Today Frédérique Constant manufacture measures 3200 square meters, divided over four floors, offering an attractive working environment in the sectors of movement component production, calibre assembly, watch assembly, and extensive quality control. Numerically-controlled machines of the latest generation are located in a large atelier in the basement, where all component manufacturing is concentrated. Calibre and watch assembly, as well as state-of-the-art quality control is primarily organized on the first floor of the new Frédérique Constant building. The building is also the brand's international headquarters.
Each Frédérique Constant watch is hand-assembled and each watch is checked and controlled over a long period of time by both human beings as well as special equipment to ensure optimal quality. Making no compromises in terms of quality is a strict priority for Frédérique Constant.

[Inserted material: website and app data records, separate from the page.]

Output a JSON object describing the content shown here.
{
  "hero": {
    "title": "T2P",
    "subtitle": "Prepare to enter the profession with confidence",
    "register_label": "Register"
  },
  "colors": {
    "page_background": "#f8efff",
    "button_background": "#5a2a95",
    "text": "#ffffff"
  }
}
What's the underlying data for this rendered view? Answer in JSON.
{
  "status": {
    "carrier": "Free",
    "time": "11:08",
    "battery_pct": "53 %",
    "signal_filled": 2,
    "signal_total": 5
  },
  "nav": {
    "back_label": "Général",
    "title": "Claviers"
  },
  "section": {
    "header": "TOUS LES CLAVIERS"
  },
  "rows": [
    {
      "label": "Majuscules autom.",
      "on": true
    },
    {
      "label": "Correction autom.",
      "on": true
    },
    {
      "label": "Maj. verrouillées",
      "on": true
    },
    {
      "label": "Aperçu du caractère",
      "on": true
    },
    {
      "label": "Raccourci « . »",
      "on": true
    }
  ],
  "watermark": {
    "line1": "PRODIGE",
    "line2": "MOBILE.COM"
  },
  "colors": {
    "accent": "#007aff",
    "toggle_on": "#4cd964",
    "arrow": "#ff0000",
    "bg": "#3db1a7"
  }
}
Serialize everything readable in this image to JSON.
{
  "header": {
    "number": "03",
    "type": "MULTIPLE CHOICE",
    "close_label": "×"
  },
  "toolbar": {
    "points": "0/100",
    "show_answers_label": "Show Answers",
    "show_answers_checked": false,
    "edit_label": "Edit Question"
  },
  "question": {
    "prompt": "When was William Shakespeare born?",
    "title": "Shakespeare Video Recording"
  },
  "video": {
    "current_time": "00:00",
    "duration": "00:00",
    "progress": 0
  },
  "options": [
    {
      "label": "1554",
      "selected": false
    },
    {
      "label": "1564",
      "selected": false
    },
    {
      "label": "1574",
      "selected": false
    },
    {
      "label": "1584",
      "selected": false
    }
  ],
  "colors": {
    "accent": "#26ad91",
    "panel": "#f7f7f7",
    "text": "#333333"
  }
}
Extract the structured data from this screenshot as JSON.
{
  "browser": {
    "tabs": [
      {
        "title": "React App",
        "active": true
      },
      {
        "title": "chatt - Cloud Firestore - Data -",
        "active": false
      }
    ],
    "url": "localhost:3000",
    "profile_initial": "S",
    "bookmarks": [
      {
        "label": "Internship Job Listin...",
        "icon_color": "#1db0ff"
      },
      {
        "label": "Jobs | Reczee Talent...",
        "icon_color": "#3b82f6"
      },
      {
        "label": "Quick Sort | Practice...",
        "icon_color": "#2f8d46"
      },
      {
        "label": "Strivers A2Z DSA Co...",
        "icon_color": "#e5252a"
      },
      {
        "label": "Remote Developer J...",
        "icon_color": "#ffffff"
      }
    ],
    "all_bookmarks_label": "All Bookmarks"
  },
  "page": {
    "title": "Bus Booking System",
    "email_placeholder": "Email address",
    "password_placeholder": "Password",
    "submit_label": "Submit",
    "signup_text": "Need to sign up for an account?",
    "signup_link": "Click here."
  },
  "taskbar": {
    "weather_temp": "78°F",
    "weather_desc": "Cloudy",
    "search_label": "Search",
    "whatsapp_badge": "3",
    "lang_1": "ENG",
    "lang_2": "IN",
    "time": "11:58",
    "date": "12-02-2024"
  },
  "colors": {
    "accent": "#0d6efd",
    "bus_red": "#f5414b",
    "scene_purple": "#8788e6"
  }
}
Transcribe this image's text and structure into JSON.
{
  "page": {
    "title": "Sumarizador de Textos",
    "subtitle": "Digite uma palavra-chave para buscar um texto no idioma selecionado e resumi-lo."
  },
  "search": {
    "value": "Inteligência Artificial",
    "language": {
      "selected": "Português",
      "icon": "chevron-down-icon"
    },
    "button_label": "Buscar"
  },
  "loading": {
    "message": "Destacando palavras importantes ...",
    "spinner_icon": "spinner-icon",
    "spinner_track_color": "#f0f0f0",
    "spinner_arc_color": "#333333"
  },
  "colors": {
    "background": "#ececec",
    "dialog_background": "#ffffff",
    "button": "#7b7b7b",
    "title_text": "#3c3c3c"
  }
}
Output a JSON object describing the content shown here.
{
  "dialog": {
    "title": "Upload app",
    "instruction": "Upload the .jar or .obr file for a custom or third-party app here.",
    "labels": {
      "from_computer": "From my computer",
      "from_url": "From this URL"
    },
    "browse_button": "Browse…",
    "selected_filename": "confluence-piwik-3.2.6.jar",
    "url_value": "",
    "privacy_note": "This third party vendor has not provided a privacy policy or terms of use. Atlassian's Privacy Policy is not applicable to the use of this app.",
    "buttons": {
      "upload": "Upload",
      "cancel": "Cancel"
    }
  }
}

Every visible component of each watch that is produced is beautifully decorated. Much of the intricate decorative work is done by hand, including detailed engravings, the application of the circular Côtes de Genève pattern, perlage and rhodiage, to name only a few.
In 2001, Frédérique Constant began the development of its first watch movement in co-operation with the École d'Horlogerie de Genève, École d'Ingenieurs de Genève and the Horloge Vakschool Zadkine. The Heart Beat Manufacture has a characteristic bridge for the balance wheel on the front side of the movement, creating the company's "Heart Beat" design. The company patented this construction as an innovation in watch design technology. The company's "Heart Beat Manufacture" won the "Watch of the Year" Award of Horloges Magazine in the category up to €3000 in 2005.
In February 2007, Frédérique Constant began production of the Silicon escape wheel (first introduced by Patek Philippe in 2005). The company introduced the Heart Beat Calibre FC 935 Silicium in October 2007. It implements new high tech materials to create better, more precise and more reliable mechanical watches. Deep reactive-ion etching is used to shape silicon wafers into escapement wheels, pallets, and plateaus. Silicon is lighter, harder and stronger than metal. Etched into tiny skeletal structures that would be impossible to form with metal, it becomes the featherweight heart of a mechanism that can run at a far higher accuracy. The silicon parts are virtually frictionless, so need no lubrication, and are immune to most external forces. And when bonded with a carbon coating, silicon's only real drawback, brittleness, can also be overcome. And in April 2008, Frédérique Constant added their silicon escape wheel to a tourbillon.
Frédérique Constant introduced a Worldtimer watch in 2012 with a unique mechanism, adjusted solely via the crown. The Worldtimer function is used by selecting the desired city and placing it at the 12 o'clock position on the dial. Internal discs automatically synchronise, and after that, it is possible to see what time it is in any of the 24 cities on the dial. In addition, thin discs also indicate at a glance whether it is day (white disc) or night (black disc).
In 2015, the Frédérique Constant introduced the "Horological Smartwatch", a smartwatch product with motion and sleep tracking functions that uses a secondary analogue dial rather than a screen for its display - giving the timepiece a more classic look than other such devices. The lack of a display screen also provides a significant power savings - enabling a battery life of two years or more, in contrast with other smartwatches that must be charged daily.
As of 2014, the Frédérique Constant has brought 15 unique movements to the market, since the introduction of its original Heart Beat in 2004.